Provided entries:

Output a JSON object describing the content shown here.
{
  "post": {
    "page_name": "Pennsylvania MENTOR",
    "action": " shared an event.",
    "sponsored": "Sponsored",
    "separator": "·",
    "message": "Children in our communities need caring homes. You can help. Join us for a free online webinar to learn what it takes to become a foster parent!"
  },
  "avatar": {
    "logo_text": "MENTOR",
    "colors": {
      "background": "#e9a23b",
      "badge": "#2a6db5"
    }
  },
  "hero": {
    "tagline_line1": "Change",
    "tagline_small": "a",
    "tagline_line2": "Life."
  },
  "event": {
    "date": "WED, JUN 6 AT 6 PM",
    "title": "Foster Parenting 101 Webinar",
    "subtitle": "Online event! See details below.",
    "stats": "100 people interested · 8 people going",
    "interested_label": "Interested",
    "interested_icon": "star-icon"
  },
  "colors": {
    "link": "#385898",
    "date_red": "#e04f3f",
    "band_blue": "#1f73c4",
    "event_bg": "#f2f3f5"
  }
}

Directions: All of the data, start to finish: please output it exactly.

Written answer:
Output a JSON object describing the content shown here.
{
  "post": {
    "page_name": "Pennsylvania MENTOR",
    "action": " shared an event.",
    "sponsored": "Sponsored",
    "separator": "·",
    "message": "Children in our communities need caring homes. You can help. Join us for a free online webinar to learn what it takes to become a foster parent!"
  },
  "avatar": {
    "logo_text": "MENTOR",
    "colors": {
      "background": "#e9a23b",
      "badge": "#2a6db5"
    }
  },
  "hero": {
    "tagline_line1": "Change",
    "tagline_small": "a",
    "tagline_line2": "Life."
  },
  "event": {
    "date": "WED, JUN 6 AT 6 PM",
    "title": "Foster Parenting 101 Webinar",
    "subtitle": "Online event! See details below.",
    "stats": "100 people interested · 8 people going",
    "interested_label": "Interested",
    "interested_icon": "star-icon"
  },
  "colors": {
    "link": "#385898",
    "date_red": "#e04f3f",
    "band_blue": "#1f73c4",
    "event_bg": "#f2f3f5"
  }
}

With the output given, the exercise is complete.